A new report that reveals numerous instances of doctors behaving badly but still practicing medicine illustrates the need for greater transparency in healthcare.
The report, part of Consumer Reports' Safe Patient Project, examined doctors on probation in California for offenses ranging from drug abuse to sexual misconduct to fatal, careless mistakes, but still practicing medicine.
Among the magazine's findings: a pediatrician who was disciplined 13 times for being severely impaired by drugs and an orthopedic surgeon who ignored his patient's femur fracture to the point that the man's leg had to be amputated.
A significant percentage of the 1.25 million doctors who have been licensed in the U.S. since 1990 have been subject to malpractice suits or disciplinary action. Fifteen percent of those doctors--about 192,000--have paid out at least one malpractice settlement, according to the publication, while 50,000 others have been the subject of unfavorable actions by state boards or other governing bodies.
The Department of Health and Human Services keeps records of all of these issues, but the only people allowed access to the database are hospitals, law enforcement and certain other agencies. The Safe Patient Project maintains that consumers have a right to know this information.

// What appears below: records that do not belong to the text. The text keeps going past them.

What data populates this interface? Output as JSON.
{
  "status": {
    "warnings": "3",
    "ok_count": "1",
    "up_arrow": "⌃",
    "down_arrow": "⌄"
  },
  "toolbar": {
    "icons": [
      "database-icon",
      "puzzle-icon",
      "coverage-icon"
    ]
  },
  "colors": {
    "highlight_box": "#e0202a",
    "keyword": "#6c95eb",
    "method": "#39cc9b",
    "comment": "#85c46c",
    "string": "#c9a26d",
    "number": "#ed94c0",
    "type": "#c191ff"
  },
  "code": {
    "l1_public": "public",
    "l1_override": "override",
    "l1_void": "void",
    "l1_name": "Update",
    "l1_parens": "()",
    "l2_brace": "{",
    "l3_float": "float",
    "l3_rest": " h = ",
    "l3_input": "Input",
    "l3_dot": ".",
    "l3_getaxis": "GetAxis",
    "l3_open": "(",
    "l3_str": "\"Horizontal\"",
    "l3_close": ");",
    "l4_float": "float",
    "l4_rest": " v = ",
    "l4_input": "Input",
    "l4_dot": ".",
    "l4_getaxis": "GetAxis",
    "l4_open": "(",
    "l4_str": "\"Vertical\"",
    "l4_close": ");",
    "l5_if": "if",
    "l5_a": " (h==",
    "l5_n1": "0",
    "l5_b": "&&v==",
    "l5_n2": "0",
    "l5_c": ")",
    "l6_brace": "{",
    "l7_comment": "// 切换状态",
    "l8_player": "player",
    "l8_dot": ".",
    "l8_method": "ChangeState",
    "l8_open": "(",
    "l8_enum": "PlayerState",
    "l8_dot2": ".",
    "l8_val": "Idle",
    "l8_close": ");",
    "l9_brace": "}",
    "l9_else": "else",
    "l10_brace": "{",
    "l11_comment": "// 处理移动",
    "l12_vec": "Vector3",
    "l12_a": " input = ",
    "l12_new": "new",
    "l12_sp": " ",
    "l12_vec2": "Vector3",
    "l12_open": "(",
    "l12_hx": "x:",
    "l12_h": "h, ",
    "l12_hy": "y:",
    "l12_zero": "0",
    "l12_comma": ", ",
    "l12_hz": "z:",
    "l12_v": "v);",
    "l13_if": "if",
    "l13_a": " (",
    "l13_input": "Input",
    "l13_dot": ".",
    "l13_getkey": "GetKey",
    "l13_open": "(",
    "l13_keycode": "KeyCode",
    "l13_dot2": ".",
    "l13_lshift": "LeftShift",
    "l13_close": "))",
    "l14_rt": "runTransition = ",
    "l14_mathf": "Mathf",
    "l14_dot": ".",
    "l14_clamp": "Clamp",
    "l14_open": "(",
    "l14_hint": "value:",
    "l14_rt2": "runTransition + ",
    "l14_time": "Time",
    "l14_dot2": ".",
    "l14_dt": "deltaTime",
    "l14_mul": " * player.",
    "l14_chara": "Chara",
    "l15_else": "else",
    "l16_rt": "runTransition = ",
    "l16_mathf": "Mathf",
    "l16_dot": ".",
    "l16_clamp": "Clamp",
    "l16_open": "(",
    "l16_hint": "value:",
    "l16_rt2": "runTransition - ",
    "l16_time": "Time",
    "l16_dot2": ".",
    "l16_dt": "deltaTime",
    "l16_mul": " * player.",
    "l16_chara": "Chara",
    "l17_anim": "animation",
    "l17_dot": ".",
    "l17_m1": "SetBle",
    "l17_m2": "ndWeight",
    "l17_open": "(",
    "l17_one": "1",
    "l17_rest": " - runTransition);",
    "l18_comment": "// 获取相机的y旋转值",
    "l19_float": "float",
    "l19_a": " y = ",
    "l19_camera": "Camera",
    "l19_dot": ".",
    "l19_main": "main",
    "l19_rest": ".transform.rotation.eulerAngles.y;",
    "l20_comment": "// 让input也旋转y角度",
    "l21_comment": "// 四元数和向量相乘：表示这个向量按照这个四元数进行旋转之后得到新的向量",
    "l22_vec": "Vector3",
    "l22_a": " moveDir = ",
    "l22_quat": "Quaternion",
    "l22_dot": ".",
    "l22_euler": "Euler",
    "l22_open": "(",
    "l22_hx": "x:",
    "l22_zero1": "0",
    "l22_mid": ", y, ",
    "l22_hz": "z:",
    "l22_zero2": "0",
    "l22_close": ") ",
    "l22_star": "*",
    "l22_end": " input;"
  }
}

"The onus shouldn't be on patients to investigate their physicians," said Project Director Lisa McGiffert. "Doctors on probation should be required to tell their patients of their status."
Medical errors are the third leading cause of death in the U.S. and yet in the past, hospitals and physicians have relied on a "culture of secrecy" to reduce their exposure to potential litigation. As the healthcare paradigm shifts to a patient-centered, value-based model, efforts at transparency, such as Boston's Brigham and Women's Hospital's medical errors blog, are gathering steam across the country.
Hospitals that adopt an approach of accountability, such as offering patients apologies and explanations of what went wrong while involving them in the effort to prevent future similar errors, are finding that what victims of medical errors want isn't necessarily money. Rather, they want to be heard and understood and to know that something is being done to keep the error from happening again.